Piagets Theories of Assimilation Accommodation and Child Development

Piaget’s theories of assimilation, accommodation, and child development have been used in educational practices for several years. These theories help us understand how children and adults think and understand. This article will discuss Piaget’s theories of assimilation, accommodation, and child development in detail.

Piaget studied sciences for many years before he delved into the realm of human development. He wrote many papers by the young age of 21, and he is known for his work with mollusks (Atherton, 2009). Although, Piaget was a biologist for many years he is most known for his work with child development. He studied child development by assigning children exercise and simply talking with them. Through his studies he developed his theories of assimilation and accommodation. These theories have played a huge role in educational theory since then.

Assimilation is one of Piaget’s theories on children and perception. This theory discusses how a child perceives the world around him. It suggests that a child may alter what he sees around him in order to make sense with the world he already knows. This means that a child will simplify external objects in order to fit into his preconceived notion of reality (Atherton, 2009). In assimilation a child does not change his own beliefs of the world; he instead changes his perception of what he is learning or seeing in the world. This practice may harm child development if it is not passed because it causes stereotypes which may lead to an inability to deal with reality.

Accommodation is a more complex part of perception that occurs in child development. This part of Piaget’s theories suggests that a child will change his inside world in order to fit with the outside world he perceives. Accommodation is a part of Piaget’s theories that influences how a child will adapt to his surroundings (Atherton, 2009). This part of child development means that when a child can not fit something he perceives into a category that already exists in his perception of the world he changes preexisting categories or adds new categories in order to accommodate this perception (Atherton, 2009).

Piaget’s theories on assimilation and accommodation are important when trying to understand how humans perceive the world. Assimilation and accommodation are both important for child development, and Piaget theorizes that they are both occurring at the same time.

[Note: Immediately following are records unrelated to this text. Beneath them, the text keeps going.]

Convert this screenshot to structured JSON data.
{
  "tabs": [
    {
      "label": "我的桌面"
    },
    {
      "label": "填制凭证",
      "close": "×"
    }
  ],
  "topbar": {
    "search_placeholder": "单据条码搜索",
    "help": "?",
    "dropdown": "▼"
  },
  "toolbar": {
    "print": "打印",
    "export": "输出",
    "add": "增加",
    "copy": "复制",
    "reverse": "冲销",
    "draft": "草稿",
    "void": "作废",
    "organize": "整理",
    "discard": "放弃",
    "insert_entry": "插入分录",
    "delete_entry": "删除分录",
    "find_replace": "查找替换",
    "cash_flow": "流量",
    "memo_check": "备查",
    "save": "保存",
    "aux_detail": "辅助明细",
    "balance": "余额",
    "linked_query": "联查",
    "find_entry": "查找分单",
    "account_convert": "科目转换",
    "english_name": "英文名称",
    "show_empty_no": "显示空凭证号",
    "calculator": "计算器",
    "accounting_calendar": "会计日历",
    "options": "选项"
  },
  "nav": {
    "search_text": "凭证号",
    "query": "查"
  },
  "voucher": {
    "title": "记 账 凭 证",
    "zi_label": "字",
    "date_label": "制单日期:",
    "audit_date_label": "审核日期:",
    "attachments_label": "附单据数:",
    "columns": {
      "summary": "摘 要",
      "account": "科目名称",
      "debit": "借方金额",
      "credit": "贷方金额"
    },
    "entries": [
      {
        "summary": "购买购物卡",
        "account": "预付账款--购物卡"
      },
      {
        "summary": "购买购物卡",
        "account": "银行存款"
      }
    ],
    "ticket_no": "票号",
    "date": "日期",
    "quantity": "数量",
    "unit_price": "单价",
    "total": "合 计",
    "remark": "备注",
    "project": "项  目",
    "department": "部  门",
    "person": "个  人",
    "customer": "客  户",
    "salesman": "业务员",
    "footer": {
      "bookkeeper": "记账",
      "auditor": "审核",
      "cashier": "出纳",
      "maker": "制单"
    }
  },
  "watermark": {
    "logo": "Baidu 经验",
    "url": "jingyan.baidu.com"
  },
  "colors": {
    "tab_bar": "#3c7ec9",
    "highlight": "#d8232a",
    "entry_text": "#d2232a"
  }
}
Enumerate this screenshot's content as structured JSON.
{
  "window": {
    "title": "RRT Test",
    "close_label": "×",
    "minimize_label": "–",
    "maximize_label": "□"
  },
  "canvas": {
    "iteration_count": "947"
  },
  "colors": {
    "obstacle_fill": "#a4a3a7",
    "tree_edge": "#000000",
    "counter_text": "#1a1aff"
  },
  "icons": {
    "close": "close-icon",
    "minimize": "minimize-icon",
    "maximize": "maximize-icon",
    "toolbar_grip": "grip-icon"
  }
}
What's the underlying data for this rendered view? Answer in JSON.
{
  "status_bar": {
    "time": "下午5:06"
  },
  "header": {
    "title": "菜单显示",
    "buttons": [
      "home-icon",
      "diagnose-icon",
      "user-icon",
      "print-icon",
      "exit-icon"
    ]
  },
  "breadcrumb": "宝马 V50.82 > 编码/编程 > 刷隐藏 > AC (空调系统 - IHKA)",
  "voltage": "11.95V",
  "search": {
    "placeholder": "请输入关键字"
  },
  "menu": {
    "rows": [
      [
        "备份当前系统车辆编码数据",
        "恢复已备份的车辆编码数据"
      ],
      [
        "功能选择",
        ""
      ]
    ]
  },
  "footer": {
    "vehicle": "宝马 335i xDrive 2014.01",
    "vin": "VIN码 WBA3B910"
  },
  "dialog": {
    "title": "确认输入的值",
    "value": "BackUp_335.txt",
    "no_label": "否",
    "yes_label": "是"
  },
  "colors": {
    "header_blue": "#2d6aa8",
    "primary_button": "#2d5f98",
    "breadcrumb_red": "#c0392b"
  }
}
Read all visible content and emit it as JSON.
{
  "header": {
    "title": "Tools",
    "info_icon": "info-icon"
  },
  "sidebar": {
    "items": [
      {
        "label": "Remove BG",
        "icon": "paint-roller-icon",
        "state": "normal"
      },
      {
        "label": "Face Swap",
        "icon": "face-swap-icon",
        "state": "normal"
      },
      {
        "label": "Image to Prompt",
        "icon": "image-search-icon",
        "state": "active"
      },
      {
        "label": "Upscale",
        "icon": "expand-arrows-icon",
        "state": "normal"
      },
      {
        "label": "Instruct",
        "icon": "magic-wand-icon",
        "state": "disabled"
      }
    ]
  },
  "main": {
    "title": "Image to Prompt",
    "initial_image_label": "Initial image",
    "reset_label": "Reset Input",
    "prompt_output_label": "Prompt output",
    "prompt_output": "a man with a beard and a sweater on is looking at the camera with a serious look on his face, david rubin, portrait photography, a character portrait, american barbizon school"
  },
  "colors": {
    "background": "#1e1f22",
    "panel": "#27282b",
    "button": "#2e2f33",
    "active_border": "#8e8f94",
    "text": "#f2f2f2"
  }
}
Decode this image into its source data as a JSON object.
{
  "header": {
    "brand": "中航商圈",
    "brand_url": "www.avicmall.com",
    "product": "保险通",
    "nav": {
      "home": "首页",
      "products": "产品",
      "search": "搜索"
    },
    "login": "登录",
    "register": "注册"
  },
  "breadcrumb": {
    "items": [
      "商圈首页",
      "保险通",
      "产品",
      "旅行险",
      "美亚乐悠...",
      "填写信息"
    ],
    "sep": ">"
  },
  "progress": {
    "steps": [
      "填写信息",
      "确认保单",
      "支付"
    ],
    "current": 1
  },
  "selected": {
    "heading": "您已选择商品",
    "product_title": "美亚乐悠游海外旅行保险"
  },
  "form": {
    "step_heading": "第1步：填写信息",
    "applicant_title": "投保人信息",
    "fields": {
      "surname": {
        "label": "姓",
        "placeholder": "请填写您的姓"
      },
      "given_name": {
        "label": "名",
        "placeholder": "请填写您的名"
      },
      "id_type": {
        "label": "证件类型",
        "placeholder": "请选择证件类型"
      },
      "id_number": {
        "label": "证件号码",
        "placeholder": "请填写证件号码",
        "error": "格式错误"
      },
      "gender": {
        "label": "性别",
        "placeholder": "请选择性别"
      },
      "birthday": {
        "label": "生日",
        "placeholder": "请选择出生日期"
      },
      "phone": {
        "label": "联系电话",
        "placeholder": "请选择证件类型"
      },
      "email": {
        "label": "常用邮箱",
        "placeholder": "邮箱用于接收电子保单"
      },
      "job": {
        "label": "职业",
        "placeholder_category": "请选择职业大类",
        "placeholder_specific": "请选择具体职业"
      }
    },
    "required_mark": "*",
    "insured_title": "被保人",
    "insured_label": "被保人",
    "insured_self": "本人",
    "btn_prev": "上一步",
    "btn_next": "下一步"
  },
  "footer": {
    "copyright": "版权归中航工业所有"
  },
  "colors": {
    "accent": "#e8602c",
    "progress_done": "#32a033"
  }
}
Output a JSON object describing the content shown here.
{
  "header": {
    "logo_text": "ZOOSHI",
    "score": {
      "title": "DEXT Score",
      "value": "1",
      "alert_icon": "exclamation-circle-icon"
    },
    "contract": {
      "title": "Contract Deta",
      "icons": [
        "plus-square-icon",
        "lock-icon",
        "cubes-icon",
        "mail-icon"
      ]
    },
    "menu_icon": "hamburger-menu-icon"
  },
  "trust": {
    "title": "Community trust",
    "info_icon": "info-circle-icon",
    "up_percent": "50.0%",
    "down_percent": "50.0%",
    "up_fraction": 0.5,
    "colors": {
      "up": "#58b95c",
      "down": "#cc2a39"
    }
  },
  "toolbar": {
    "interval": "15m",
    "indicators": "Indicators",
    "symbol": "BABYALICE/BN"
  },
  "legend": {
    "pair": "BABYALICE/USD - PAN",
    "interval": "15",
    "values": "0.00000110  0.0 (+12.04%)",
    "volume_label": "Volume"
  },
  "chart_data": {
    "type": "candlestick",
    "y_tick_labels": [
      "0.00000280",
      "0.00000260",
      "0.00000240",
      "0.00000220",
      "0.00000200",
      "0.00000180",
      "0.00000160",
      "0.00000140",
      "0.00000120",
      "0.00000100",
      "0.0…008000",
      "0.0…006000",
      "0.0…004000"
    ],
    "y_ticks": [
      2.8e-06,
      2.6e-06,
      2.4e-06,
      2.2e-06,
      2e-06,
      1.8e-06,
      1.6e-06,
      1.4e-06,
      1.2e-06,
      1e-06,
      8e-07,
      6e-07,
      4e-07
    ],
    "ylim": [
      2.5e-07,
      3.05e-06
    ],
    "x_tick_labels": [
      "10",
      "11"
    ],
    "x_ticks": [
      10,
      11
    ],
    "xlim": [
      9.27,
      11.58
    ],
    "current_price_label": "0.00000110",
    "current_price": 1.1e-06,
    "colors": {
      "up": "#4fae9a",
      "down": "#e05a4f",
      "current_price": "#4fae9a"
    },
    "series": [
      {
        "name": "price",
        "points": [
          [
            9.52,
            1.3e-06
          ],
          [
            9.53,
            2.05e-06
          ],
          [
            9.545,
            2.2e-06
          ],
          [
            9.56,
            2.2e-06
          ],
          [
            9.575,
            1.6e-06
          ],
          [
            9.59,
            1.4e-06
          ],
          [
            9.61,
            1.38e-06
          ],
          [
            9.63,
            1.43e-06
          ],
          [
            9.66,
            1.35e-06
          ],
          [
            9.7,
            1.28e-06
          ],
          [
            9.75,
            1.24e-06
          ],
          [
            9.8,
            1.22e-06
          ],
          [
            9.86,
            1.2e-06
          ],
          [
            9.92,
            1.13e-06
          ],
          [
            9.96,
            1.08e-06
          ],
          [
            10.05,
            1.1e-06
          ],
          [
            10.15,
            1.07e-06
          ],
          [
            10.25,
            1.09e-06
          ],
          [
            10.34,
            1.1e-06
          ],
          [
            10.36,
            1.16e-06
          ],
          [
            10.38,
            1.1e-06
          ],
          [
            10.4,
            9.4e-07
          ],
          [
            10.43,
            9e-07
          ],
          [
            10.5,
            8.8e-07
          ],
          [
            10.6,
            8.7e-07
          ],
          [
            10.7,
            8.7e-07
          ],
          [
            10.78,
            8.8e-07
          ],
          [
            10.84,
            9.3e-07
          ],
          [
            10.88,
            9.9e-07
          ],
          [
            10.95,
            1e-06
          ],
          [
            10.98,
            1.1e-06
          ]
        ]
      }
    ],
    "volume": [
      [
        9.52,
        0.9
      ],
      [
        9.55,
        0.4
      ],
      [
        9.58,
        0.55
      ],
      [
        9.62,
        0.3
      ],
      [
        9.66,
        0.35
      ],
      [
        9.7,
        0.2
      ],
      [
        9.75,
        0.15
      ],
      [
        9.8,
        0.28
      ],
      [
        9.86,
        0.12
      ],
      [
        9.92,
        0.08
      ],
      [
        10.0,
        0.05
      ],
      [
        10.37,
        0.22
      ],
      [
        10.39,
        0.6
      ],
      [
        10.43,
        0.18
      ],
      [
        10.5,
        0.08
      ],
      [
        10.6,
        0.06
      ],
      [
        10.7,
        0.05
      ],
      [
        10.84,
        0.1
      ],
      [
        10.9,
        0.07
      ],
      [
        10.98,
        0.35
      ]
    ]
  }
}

These theories are beneficial to teachers, students, parents, and anyone who wants to understand how humans perceive reality.


ATHERTON J. S. (2009). Learning and Teaching;Assimilation and Accommodation[On-line] UK: Available: 1 April 2010

ATHERTON J S (2009) Learning and Teaching;Piaget’s developmental theory[On-line] UK: Available: 1 April 2010